__What to do__:
Repeat the entries exactly as they appear.

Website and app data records
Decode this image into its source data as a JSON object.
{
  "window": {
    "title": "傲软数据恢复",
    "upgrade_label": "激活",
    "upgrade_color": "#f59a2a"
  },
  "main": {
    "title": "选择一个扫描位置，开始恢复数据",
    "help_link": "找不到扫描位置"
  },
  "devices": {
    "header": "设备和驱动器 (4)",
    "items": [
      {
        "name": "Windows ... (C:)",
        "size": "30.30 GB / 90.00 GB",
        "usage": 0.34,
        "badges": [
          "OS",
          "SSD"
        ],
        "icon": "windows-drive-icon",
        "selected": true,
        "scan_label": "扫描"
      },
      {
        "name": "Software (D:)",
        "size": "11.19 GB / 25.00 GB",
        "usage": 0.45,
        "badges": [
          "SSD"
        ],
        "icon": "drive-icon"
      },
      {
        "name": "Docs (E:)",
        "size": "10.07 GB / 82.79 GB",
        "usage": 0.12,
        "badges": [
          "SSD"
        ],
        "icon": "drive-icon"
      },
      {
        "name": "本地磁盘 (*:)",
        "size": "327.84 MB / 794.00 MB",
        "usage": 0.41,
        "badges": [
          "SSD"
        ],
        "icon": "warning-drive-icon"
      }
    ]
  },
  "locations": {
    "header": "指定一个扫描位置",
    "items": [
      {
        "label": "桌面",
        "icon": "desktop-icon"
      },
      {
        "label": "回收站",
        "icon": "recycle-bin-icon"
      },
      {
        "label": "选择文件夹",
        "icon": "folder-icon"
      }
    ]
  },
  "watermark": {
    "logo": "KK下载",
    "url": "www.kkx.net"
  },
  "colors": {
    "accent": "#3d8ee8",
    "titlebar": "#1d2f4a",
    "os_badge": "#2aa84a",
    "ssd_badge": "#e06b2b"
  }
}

__Problem solution__:
Decode this image into its source data as a JSON object.
{
  "window": {
    "title": "傲软数据恢复",
    "upgrade_label": "激活",
    "upgrade_color": "#f59a2a"
  },
  "main": {
    "title": "选择一个扫描位置，开始恢复数据",
    "help_link": "找不到扫描位置"
  },
  "devices": {
    "header": "设备和驱动器 (4)",
    "items": [
      {
        "name": "Windows ... (C:)",
        "size": "30.30 GB / 90.00 GB",
        "usage": 0.34,
        "badges": [
          "OS",
          "SSD"
        ],
        "icon": "windows-drive-icon",
        "selected": true,
        "scan_label": "扫描"
      },
      {
        "name": "Software (D:)",
        "size": "11.19 GB / 25.00 GB",
        "usage": 0.45,
        "badges": [
          "SSD"
        ],
        "icon": "drive-icon"
      },
      {
        "name": "Docs (E:)",
        "size": "10.07 GB / 82.79 GB",
        "usage": 0.12,
        "badges": [
          "SSD"
        ],
        "icon": "drive-icon"
      },
      {
        "name": "本地磁盘 (*:)",
        "size": "327.84 MB / 794.00 MB",
        "usage": 0.41,
        "badges": [
          "SSD"
        ],
        "icon": "warning-drive-icon"
      }
    ]
  },
  "locations": {
    "header": "指定一个扫描位置",
    "items": [
      {
        "label": "桌面",
        "icon": "desktop-icon"
      },
      {
        "label": "回收站",
        "icon": "recycle-bin-icon"
      },
      {
        "label": "选择文件夹",
        "icon": "folder-icon"
      }
    ]
  },
  "watermark": {
    "logo": "KK下载",
    "url": "www.kkx.net"
  },
  "colors": {
    "accent": "#3d8ee8",
    "titlebar": "#1d2f4a",
    "os_badge": "#2aa84a",
    "ssd_badge": "#e06b2b"
  }
}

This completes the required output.